**TASK DETAILS:** As the answer, give a copy of each line below that includes the word "comment".

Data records
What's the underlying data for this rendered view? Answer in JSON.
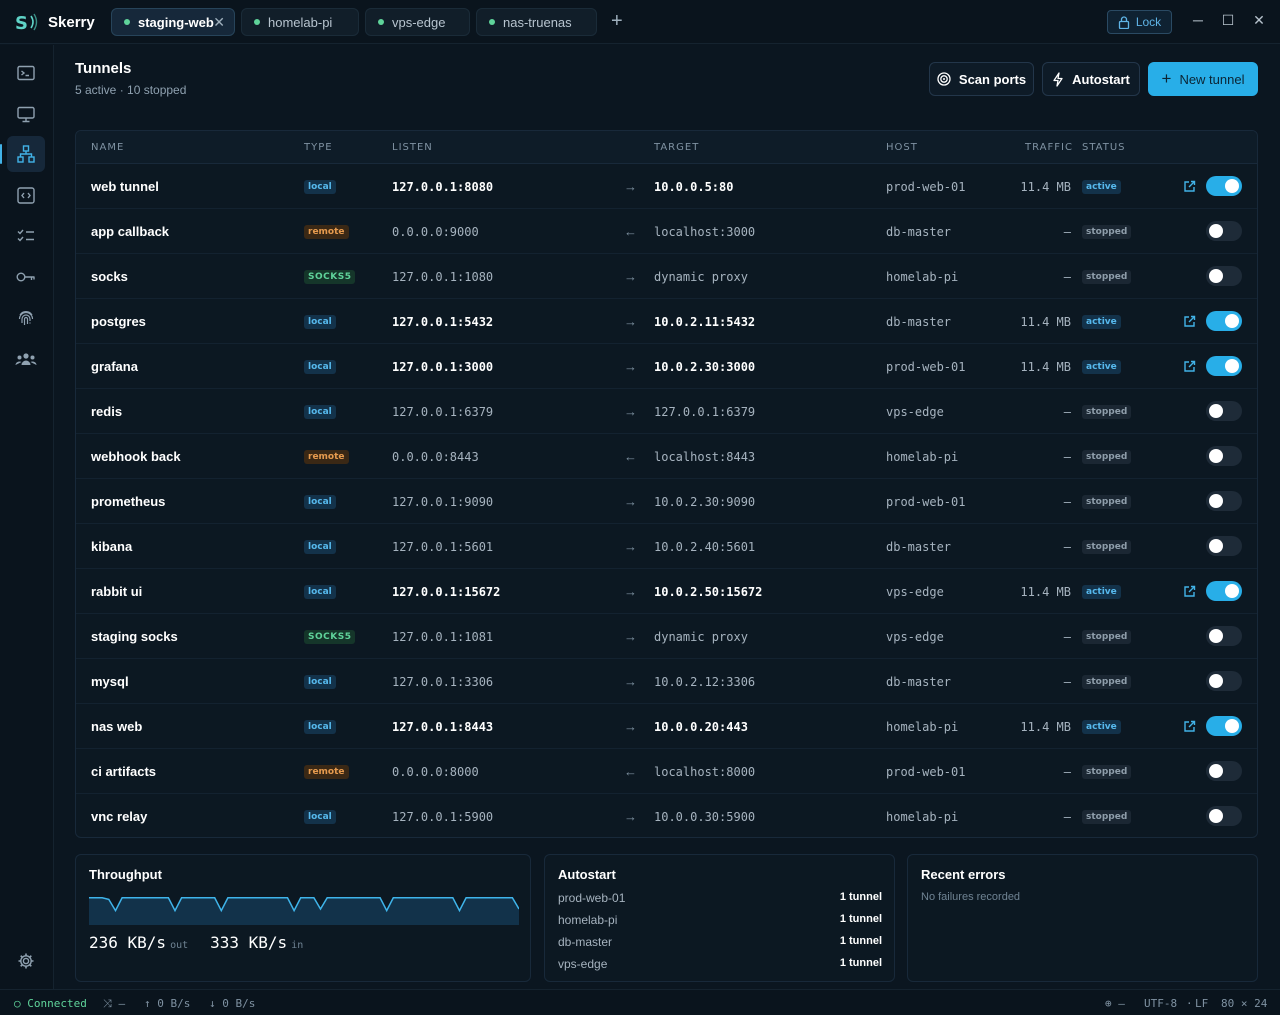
{
  "app": {
    "name": "Skerry",
    "logo_text": "S"
  },
  "tabs": [
    {
      "label": "staging-web",
      "active": true
    },
    {
      "label": "homelab-pi",
      "active": false
    },
    {
      "label": "vps-edge",
      "active": false
    },
    {
      "label": "nas-truenas",
      "active": false
    }
  ],
  "titlebar": {
    "lock_label": "Lock"
  },
  "sidebar": {
    "items": [
      "terminal",
      "monitor",
      "tunnels",
      "code",
      "checklist",
      "keys",
      "fingerprint",
      "team"
    ],
    "active": "tunnels"
  },
  "header": {
    "title": "Tunnels",
    "subtitle": "5 active · 10 stopped",
    "scan_label": "Scan ports",
    "autostart_label": "Autostart",
    "new_label": "New tunnel"
  },
  "columns": {
    "name": "NAME",
    "type": "TYPE",
    "listen": "LISTEN",
    "target": "TARGET",
    "host": "HOST",
    "traffic": "TRAFFIC",
    "status": "STATUS"
  },
  "tunnels": [
    {
      "name": "web tunnel",
      "type": "local",
      "listen": "127.0.0.1:8080",
      "target": "10.0.0.5:80",
      "host": "prod-web-01",
      "traffic": "11.4 MB",
      "status": "active"
    },
    {
      "name": "app callback",
      "type": "remote",
      "listen": "0.0.0.0:9000",
      "target": "localhost:3000",
      "host": "db-master",
      "traffic": "—",
      "status": "stopped"
    },
    {
      "name": "socks",
      "type": "SOCKS5",
      "listen": "127.0.0.1:1080",
      "target": "dynamic proxy",
      "host": "homelab-pi",
      "traffic": "—",
      "status": "stopped"
    },
    {
      "name": "postgres",
      "type": "local",
      "listen": "127.0.0.1:5432",
      "target": "10.0.2.11:5432",
      "host": "db-master",
      "traffic": "11.4 MB",
      "status": "active"
    },
    {
      "name": "grafana",
      "type": "local",
      "listen": "127.0.0.1:3000",
      "target": "10.0.2.30:3000",
      "host": "prod-web-01",
      "traffic": "11.4 MB",
      "status": "active"
    },
    {
      "name": "redis",
      "type": "local",
      "listen": "127.0.0.1:6379",
      "target": "127.0.0.1:6379",
      "host": "vps-edge",
      "traffic": "—",
      "status": "stopped"
    },
    {
      "name": "webhook back",
      "type": "remote",
      "listen": "0.0.0.0:8443",
      "target": "localhost:8443",
      "host": "homelab-pi",
      "traffic": "—",
      "status": "stopped"
    },
    {
      "name": "prometheus",
      "type": "local",
      "listen": "127.0.0.1:9090",
      "target": "10.0.2.30:9090",
      "host": "prod-web-01",
      "traffic": "—",
      "status": "stopped"
    },
    {
      "name": "kibana",
      "type": "local",
      "listen": "127.0.0.1:5601",
      "target": "10.0.2.40:5601",
      "host": "db-master",
      "traffic": "—",
      "status": "stopped"
    },
    {
      "name": "rabbit ui",
      "type": "local",
      "listen": "127.0.0.1:15672",
      "target": "10.0.2.50:15672",
      "host": "vps-edge",
      "traffic": "11.4 MB",
      "status": "active"
    },
    {
      "name": "staging socks",
      "type": "SOCKS5",
      "listen": "127.0.0.1:1081",
      "target": "dynamic proxy",
      "host": "vps-edge",
      "traffic": "—",
      "status": "stopped"
    },
    {
      "name": "mysql",
      "type": "local",
      "listen": "127.0.0.1:3306",
      "target": "10.0.2.12:3306",
      "host": "db-master",
      "traffic": "—",
      "status": "stopped"
    },
    {
      "name": "nas web",
      "type": "local",
      "listen": "127.0.0.1:8443",
      "target": "10.0.0.20:443",
      "host": "homelab-pi",
      "traffic": "11.4 MB",
      "status": "active"
    },
    {
      "name": "ci artifacts",
      "type": "remote",
      "listen": "0.0.0.0:8000",
      "target": "localhost:8000",
      "host": "prod-web-01",
      "traffic": "—",
      "status": "stopped"
    },
    {
      "name": "vnc relay",
      "type": "local",
      "listen": "127.0.0.1:5900",
      "target": "10.0.0.30:5900",
      "host": "homelab-pi",
      "traffic": "—",
      "status": "stopped"
    }
  ],
  "throughput": {
    "title": "Throughput",
    "out_value": "236 KB/s",
    "out_label": "out",
    "in_value": "333 KB/s",
    "in_label": "in",
    "spark": [
      0.85,
      0.85,
      0.85,
      0.8,
      0.45,
      0.85,
      0.85,
      0.85,
      0.85,
      0.85,
      0.85,
      0.85,
      0.85,
      0.45,
      0.85,
      0.85,
      0.85,
      0.85,
      0.85,
      0.85,
      0.45,
      0.85,
      0.85,
      0.85,
      0.85,
      0.85,
      0.85,
      0.85,
      0.85,
      0.85,
      0.85,
      0.45,
      0.85,
      0.85,
      0.85,
      0.5,
      0.85,
      0.85,
      0.85,
      0.85,
      0.85,
      0.85,
      0.85,
      0.85,
      0.85,
      0.45,
      0.85,
      0.85,
      0.85,
      0.85,
      0.85,
      0.85,
      0.85,
      0.85,
      0.85,
      0.85,
      0.45,
      0.85,
      0.85,
      0.85,
      0.85,
      0.85,
      0.85,
      0.85,
      0.85,
      0.5
    ],
    "color": "#3fb4ea"
  },
  "autostart": {
    "title": "Autostart",
    "rows": [
      {
        "host": "prod-web-01",
        "count": "1 tunnel"
      },
      {
        "host": "homelab-pi",
        "count": "1 tunnel"
      },
      {
        "host": "db-master",
        "count": "1 tunnel"
      },
      {
        "host": "vps-edge",
        "count": "1 tunnel"
      }
    ]
  },
  "errors": {
    "title": "Recent errors",
    "empty": "No failures recorded"
  },
  "statusbar": {
    "connected": "Connected",
    "branch": "—",
    "up": "0 B/s",
    "down": "0 B/s",
    "globe_val": "—",
    "encoding": "UTF-8",
    "eol": "LF",
    "size": "80 × 24"
  }
}
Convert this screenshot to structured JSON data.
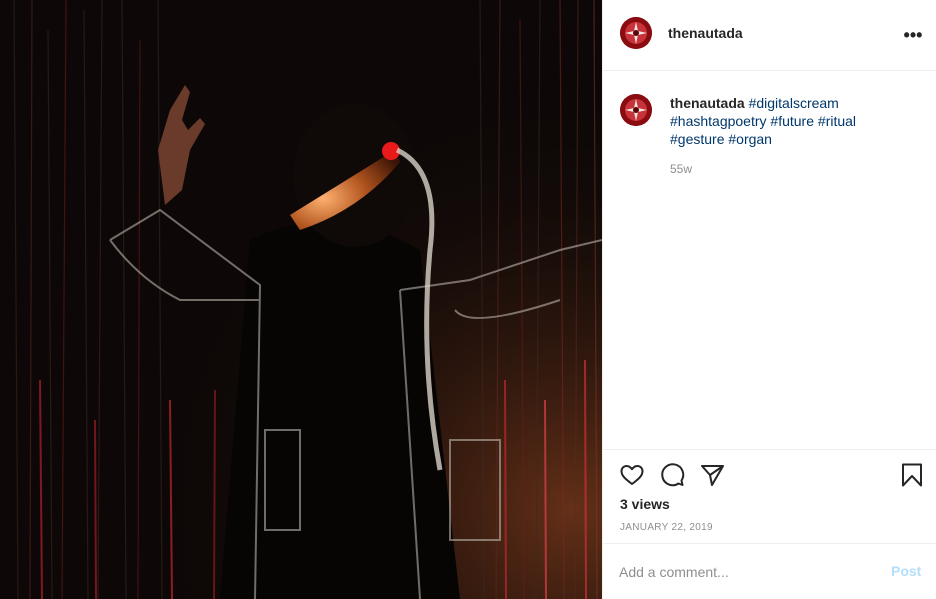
{
  "post": {
    "username": "thenautada",
    "more_icon": "more-horizontal-icon",
    "caption": {
      "username": "thenautada",
      "hashtags": [
        "#digitalscream",
        "#hashtagpoetry",
        "#future",
        "#ritual",
        "#gesture",
        "#organ"
      ],
      "timestamp": "55w"
    },
    "actions": {
      "like_icon": "heart-icon",
      "comment_icon": "comment-icon",
      "share_icon": "paper-plane-icon",
      "save_icon": "bookmark-icon"
    },
    "views": "3 views",
    "date": "JANUARY 22, 2019",
    "comment": {
      "placeholder": "Add a comment...",
      "post_label": "Post"
    }
  },
  "colors": {
    "hashtag": "#00376b",
    "post_button": "#b2dffc",
    "meta_text": "#8e8e8e",
    "divider": "#efefef"
  }
}
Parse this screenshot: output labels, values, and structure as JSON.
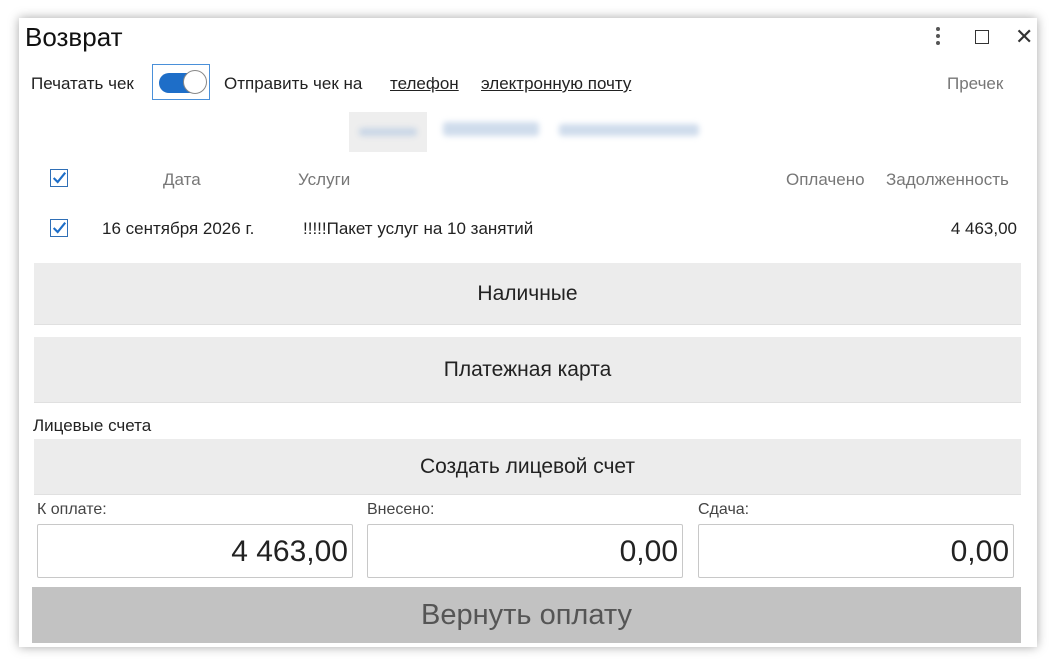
{
  "window": {
    "title": "Возврат"
  },
  "receipt": {
    "print_label": "Печатать чек",
    "print_enabled": true,
    "send_label": "Отправить чек на",
    "phone_link": "телефон",
    "email_link": "электронную почту",
    "precheck": "Пречек"
  },
  "table": {
    "headers": {
      "date": "Дата",
      "services": "Услуги",
      "paid": "Оплачено",
      "debt": "Задолженность"
    },
    "rows": [
      {
        "date": "16 сентября 2026 г.",
        "service": "!!!!!Пакет услуг на 10 занятий",
        "paid": "",
        "debt": "4 463,00",
        "checked": true
      }
    ]
  },
  "payment": {
    "cash": "Наличные",
    "card": "Платежная карта",
    "accounts_label": "Лицевые счета",
    "create_account": "Создать лицевой счет"
  },
  "totals": {
    "to_pay_label": "К оплате:",
    "to_pay": "4 463,00",
    "deposited_label": "Внесено:",
    "deposited": "0,00",
    "change_label": "Сдача:",
    "change": "0,00"
  },
  "submit_label": "Вернуть оплату",
  "colors": {
    "accent": "#1e6ec8",
    "button_bg": "#ececec",
    "submit_bg": "#c2c2c2"
  }
}
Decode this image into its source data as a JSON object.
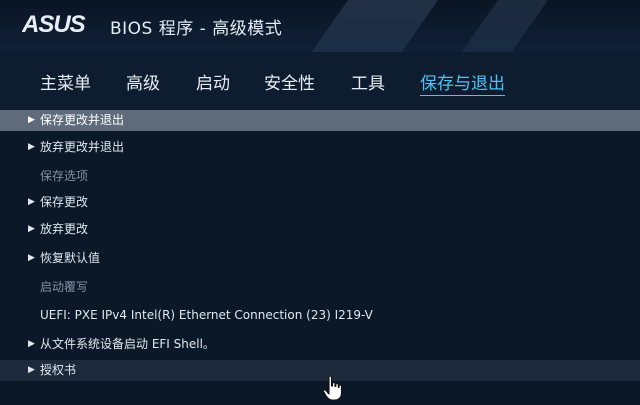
{
  "header": {
    "logo_text": "ASUS",
    "title": "BIOS 程序 - 高级模式"
  },
  "menu": {
    "tabs": [
      {
        "label": "主菜单"
      },
      {
        "label": "高级"
      },
      {
        "label": "启动"
      },
      {
        "label": "安全性"
      },
      {
        "label": "工具"
      },
      {
        "label": "保存与退出"
      }
    ],
    "active": "保存与退出"
  },
  "items": [
    {
      "label": "保存更改并退出",
      "kind": "action",
      "selected": true
    },
    {
      "label": "放弃更改并退出",
      "kind": "action"
    },
    {
      "label": "保存选项",
      "kind": "section"
    },
    {
      "label": "保存更改",
      "kind": "action"
    },
    {
      "label": "放弃更改",
      "kind": "action"
    },
    {
      "label": "恢复默认值",
      "kind": "action"
    },
    {
      "label": "启动覆写",
      "kind": "section"
    },
    {
      "label": "UEFI: PXE IPv4 Intel(R) Ethernet Connection (23) I219-V",
      "kind": "option"
    },
    {
      "label": "从文件系统设备启动 EFI Shell。",
      "kind": "action"
    },
    {
      "label": "授权书",
      "kind": "action"
    }
  ],
  "colors": {
    "background": "#0b1829",
    "accent": "#4cc3f2",
    "selected_row": "#5f6b7a",
    "section_text": "#8390a1"
  },
  "icons": {
    "arrow": "triangle-right-icon",
    "cursor": "hand-pointer-icon"
  }
}
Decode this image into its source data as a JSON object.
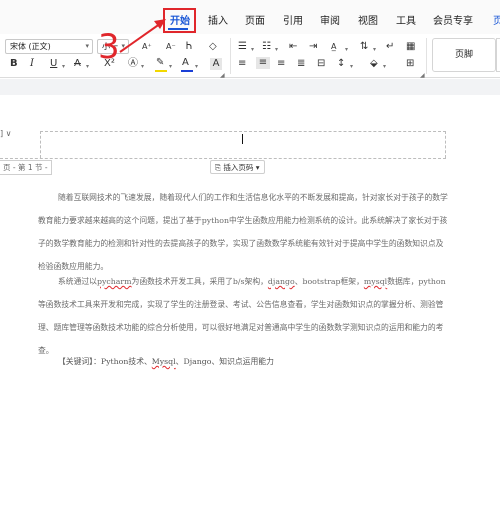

**RESPONSE TO THE TASK:**
      "comment_icon": "comment-icon",
    "comment": {
      "placeholder": "Add a comment...",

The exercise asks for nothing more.